* EXERCISE DIRECTIONS:
Check every line of the records below for the string "time" and copy the ones that have it.

* INPUT MATERIAL:
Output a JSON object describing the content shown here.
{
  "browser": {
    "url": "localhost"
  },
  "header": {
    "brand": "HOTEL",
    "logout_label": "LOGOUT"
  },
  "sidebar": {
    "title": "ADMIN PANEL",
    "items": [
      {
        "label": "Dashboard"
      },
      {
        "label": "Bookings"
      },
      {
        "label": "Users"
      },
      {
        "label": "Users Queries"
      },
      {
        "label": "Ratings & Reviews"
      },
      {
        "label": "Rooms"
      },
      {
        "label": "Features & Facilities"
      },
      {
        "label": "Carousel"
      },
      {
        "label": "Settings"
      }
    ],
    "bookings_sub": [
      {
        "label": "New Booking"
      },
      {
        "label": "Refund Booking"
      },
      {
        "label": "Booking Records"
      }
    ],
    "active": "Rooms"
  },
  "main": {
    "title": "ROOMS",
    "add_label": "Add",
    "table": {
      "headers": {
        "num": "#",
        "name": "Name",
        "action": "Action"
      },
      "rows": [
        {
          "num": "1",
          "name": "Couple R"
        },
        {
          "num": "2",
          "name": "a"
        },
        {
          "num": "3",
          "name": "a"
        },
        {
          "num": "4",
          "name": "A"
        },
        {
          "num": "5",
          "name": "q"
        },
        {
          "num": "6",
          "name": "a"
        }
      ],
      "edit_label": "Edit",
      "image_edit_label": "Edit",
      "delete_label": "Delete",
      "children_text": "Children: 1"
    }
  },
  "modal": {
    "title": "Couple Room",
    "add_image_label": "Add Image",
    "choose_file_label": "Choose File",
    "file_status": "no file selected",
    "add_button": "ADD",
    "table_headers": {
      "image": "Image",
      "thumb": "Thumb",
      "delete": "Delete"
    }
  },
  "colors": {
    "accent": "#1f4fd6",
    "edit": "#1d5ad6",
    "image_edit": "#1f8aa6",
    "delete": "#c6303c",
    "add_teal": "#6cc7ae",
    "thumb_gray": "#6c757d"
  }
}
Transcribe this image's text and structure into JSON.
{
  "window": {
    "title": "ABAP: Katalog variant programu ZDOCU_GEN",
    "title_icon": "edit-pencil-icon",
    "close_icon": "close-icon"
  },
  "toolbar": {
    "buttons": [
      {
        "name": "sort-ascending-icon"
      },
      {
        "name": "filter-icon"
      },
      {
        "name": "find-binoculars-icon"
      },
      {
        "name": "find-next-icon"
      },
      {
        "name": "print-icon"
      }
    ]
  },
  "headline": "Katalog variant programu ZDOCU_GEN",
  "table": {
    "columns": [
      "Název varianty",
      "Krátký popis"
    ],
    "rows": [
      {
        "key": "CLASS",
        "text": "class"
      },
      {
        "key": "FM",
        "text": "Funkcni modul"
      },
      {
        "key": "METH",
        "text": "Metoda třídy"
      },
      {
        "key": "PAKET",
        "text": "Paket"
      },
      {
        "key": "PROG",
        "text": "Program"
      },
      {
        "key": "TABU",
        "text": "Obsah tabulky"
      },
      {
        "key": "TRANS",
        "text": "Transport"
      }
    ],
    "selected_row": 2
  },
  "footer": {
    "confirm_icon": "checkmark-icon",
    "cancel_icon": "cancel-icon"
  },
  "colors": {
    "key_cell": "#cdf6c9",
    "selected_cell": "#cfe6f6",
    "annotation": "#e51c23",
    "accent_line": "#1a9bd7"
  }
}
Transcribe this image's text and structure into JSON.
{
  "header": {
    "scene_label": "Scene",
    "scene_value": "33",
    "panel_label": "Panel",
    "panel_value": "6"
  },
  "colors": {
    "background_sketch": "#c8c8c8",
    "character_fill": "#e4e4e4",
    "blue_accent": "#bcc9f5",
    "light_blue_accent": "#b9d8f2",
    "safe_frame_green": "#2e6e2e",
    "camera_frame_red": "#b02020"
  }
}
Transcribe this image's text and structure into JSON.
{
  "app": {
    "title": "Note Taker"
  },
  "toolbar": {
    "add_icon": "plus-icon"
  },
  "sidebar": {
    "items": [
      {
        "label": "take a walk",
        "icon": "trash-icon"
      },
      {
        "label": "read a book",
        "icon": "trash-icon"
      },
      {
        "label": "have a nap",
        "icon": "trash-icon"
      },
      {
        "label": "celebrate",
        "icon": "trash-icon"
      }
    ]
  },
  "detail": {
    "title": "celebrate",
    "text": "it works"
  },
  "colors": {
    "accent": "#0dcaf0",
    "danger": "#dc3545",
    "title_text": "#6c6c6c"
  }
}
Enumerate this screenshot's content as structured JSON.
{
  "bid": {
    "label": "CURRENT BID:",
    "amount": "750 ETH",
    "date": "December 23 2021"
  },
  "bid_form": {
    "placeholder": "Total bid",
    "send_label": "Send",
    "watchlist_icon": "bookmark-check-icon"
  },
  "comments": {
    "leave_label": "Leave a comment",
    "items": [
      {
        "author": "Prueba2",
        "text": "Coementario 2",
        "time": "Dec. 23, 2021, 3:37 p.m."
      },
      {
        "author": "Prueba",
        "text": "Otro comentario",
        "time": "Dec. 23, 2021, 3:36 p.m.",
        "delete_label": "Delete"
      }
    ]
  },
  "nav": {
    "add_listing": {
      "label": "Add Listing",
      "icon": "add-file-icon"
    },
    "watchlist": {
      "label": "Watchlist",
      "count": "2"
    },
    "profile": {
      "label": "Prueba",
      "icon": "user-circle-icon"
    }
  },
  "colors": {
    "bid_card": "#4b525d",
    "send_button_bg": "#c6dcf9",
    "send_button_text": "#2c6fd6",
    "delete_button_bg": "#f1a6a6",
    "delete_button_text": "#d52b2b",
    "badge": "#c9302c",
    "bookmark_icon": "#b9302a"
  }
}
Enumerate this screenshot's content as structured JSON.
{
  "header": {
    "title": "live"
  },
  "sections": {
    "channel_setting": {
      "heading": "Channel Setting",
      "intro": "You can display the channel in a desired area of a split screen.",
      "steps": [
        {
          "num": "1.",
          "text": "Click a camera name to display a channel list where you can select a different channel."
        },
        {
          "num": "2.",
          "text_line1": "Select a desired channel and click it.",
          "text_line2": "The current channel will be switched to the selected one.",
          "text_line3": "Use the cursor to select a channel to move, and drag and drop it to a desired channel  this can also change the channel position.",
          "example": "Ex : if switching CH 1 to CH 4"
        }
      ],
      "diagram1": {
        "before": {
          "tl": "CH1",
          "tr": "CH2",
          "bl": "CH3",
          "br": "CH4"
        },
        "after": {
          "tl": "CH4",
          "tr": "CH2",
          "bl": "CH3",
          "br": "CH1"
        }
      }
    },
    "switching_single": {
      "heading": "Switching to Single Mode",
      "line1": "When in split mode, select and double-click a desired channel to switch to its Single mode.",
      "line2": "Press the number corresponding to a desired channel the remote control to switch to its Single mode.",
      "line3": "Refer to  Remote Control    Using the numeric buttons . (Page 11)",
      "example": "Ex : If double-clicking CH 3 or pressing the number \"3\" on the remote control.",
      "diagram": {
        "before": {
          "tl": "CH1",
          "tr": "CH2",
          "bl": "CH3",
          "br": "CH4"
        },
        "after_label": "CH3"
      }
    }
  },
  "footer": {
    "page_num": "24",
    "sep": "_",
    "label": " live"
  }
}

* OUTPUT FOR THIS TASK:
        "time": "Dec. 23, 2021, 3:37 p.m."
        "time": "Dec. 23, 2021, 3:36 p.m.",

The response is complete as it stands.